Gorbachev's toughly worded appeal to the Lithuanian parliament, released by the official Tass news agency, accused the lawmakers of violating the Soviet constitution, infringing on citizens' rights and ignoring his decrees.Underscoring the importance of the statement, a Soviet television newscaster read it on the air live just minutes after Tass released it.

Gorbachev said citizens, social and political organizations and others have demanded "restoration of constitutional order, reliable guarantees of the security and normal conditions of life."

"They demand the introduction of presidential rule," he said.

He urged the Lithuanian parliament, the Supreme Soviet, to mend its ways.

"The Supreme Soviet of the Lithuanian Soviet Socialist Republic must understand with all due measure its responsiblity to the people of the republic and the Soviet Union," he said.

Gorbachev did not specifically threaten to impose presidential rule but hinted he would if the republic's lawmakers don't fall in line.

Presidential rule could involve Gorbachev disbanding the Lithuanian parliament and banning demonstrations and political groups.

He did not spell out how Lithuania was violating the constitution but previously has complained about its law allowing youths in the republic to perform alternative service to joining the Soviet army, and about its March declaration of independence. He has said that if Lithuania wants to secede from the union, it must hold a referendum on the issue and wait a few years before making the break.

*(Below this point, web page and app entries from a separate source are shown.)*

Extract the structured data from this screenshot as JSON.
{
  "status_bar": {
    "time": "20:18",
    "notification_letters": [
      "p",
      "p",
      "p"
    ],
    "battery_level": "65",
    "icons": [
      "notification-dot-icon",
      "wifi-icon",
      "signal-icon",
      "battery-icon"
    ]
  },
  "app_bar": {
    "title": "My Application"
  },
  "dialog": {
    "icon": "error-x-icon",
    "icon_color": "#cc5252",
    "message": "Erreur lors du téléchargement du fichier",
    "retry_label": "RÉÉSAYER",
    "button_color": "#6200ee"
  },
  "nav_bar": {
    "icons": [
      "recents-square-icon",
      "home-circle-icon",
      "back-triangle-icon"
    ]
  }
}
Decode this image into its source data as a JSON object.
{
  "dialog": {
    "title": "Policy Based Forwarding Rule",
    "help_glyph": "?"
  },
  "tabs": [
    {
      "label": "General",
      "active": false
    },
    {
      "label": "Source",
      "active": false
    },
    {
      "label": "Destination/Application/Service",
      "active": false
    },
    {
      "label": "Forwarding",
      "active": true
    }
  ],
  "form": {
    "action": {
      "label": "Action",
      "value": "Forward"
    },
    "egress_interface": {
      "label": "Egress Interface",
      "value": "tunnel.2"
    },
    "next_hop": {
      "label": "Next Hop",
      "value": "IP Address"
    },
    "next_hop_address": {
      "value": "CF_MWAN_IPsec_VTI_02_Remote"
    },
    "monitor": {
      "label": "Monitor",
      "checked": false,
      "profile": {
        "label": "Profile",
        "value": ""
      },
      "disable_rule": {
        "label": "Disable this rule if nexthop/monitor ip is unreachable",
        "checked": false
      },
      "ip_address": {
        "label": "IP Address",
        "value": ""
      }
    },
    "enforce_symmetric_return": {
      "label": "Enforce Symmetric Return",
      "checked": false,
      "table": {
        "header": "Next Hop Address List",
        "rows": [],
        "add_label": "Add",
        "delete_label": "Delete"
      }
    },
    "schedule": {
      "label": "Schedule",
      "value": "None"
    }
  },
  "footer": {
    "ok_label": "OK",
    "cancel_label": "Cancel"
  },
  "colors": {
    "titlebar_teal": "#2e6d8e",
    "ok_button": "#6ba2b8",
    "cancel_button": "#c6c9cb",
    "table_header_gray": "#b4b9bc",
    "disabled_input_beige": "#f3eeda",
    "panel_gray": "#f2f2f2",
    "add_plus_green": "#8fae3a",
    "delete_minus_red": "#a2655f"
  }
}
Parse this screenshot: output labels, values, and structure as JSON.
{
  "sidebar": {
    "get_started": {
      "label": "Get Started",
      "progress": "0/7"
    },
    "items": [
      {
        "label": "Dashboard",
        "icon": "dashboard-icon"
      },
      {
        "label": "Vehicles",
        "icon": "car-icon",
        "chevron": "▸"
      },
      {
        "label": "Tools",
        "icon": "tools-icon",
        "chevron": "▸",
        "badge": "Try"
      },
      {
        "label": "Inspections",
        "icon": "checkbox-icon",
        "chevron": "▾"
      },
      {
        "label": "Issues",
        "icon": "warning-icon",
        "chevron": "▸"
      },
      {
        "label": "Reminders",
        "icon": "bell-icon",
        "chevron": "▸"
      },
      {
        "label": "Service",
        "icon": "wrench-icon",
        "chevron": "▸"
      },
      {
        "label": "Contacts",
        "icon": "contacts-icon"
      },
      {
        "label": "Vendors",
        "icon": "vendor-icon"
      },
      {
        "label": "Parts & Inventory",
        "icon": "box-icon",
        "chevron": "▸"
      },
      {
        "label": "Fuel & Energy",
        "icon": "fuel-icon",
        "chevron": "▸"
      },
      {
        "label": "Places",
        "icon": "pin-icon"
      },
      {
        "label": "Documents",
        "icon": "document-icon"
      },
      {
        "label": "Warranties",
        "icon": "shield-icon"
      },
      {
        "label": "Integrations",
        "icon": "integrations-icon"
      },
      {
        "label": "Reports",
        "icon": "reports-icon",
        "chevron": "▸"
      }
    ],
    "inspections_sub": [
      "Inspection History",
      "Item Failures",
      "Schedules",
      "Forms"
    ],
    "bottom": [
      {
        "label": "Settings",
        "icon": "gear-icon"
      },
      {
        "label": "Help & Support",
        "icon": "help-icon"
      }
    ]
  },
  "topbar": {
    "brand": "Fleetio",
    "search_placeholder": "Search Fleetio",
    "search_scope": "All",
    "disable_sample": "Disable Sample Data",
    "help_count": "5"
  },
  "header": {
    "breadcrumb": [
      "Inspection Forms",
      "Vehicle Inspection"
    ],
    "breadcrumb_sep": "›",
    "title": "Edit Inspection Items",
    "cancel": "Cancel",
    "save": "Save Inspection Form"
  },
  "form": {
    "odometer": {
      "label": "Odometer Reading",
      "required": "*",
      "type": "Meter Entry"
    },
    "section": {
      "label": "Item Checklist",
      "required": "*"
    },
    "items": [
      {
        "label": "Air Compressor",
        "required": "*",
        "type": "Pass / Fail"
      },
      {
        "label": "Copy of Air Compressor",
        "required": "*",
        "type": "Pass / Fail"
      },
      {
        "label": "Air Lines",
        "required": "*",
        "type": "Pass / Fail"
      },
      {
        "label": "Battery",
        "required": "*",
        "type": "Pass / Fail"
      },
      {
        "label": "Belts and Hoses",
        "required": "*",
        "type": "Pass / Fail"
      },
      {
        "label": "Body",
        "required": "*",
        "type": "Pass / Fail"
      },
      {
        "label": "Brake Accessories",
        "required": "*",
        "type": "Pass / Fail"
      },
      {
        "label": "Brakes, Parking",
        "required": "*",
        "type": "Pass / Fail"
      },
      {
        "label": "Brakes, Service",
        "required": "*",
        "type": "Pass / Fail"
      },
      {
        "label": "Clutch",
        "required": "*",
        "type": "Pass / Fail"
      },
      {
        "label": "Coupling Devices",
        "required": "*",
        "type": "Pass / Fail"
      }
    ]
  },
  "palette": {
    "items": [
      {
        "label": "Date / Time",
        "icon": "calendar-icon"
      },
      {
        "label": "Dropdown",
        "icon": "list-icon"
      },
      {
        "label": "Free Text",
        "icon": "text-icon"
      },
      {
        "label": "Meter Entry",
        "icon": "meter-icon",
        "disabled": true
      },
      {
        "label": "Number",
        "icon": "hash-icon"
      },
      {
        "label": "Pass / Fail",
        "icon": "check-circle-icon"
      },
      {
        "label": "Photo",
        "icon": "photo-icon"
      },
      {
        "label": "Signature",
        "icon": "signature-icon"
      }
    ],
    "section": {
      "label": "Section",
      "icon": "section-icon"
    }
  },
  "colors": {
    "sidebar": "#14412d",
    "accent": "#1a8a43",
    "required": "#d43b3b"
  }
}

Moscow's decision to send paratroopers to enforce conscription in seven secessionist republics has raised tensions, particularly in the three Baltic states.